Please white-list or disable AboveTopSecret.com in your ad-blocking tool.
Some features of ATS will be disabled while you continue to use an ad-blocker.
Since ice expands as it freezes, the ice freezing below the surface starts to push water up through the hole in the surface ice (see diagram). If the conditions are just right, then water will be forced out of the hole in the ice and it will freeze into an ice spike, a bit like lava pouring out of a hole in the ground to makes a volcano. But water does not flow down the sides of a thin spike, so in that way it is different from a volcano. Rather, the water freezes around the rim of the tube, and thus adds to its length. The spike can continue growing taller until all the water freezes, cutting off the supply, or until the tube freezes shut. The tallest spike we've seen growing in an ordinary ice cube tray was 56mm (2.2in) long.
I have some ideas about why distilled water might make ice spikes more readily than tap water, but so far I cannot explain why some tap waters make copious ice spikes. We measured the probability of ice spike formation as a function of salt (NaCl) concentration in distilled water, at a fixed temperature of -7C, which is shown in the graph at right. Very little salt is needed to kill the ice spikes. All tap waters contain relatively high concentrations of various mineral salts, so apparently different impurities have different effects on ice spike formation.

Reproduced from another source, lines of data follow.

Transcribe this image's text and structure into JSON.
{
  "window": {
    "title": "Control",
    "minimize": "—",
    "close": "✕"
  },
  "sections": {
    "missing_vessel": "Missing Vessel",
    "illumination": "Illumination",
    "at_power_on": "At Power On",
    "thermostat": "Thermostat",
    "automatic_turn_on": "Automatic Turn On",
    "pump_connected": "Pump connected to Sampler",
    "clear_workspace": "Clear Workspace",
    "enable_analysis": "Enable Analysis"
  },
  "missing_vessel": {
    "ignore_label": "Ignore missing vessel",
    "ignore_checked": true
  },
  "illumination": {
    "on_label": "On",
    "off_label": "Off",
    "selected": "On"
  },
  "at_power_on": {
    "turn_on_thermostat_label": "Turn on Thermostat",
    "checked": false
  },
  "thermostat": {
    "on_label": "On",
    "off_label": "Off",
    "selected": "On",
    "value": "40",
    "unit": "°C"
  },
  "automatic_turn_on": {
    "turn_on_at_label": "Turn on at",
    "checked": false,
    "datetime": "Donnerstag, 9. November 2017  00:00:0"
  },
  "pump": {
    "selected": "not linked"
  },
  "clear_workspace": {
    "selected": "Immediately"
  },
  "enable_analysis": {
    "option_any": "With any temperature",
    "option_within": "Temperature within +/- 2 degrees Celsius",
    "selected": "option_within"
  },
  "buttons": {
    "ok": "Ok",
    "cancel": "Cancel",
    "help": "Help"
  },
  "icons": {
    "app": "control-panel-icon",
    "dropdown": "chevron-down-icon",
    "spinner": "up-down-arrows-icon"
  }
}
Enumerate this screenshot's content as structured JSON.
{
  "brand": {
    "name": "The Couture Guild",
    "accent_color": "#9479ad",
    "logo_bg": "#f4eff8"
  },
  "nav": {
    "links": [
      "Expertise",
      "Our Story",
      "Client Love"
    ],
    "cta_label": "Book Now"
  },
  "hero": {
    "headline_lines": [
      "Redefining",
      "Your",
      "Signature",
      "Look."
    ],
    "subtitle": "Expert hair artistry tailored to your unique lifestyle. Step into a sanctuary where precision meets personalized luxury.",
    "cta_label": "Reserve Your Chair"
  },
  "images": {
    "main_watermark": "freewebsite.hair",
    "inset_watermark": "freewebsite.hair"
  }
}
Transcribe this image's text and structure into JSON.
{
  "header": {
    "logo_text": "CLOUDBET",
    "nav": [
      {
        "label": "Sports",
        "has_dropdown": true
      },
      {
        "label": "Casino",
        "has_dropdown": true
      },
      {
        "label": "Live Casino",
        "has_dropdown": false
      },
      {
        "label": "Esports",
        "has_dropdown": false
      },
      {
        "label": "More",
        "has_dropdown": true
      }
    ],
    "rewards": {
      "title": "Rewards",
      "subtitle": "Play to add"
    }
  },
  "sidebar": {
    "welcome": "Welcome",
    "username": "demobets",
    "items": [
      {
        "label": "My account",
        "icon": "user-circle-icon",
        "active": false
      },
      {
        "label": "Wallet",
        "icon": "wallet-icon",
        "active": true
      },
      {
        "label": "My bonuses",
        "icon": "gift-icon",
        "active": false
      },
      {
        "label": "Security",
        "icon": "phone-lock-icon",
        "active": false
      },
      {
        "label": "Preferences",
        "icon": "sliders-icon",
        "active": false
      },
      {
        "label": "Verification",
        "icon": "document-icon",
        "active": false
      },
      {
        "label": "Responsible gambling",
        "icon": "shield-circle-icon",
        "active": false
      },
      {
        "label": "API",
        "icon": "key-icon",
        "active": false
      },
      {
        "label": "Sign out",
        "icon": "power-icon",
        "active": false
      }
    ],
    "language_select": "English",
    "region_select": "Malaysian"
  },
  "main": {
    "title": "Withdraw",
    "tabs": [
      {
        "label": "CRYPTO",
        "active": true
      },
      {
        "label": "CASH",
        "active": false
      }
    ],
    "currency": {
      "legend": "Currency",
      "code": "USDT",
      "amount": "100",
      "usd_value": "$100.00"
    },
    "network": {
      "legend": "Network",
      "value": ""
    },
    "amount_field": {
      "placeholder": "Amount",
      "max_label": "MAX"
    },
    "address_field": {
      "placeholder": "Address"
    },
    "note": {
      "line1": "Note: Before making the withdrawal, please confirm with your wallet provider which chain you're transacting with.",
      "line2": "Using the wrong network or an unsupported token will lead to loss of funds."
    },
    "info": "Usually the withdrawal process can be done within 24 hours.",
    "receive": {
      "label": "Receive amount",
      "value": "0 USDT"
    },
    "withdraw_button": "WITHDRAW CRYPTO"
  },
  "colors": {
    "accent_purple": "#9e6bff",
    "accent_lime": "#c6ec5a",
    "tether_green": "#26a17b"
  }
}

when i see my ice trays like that, i just close the door and give them some privacy.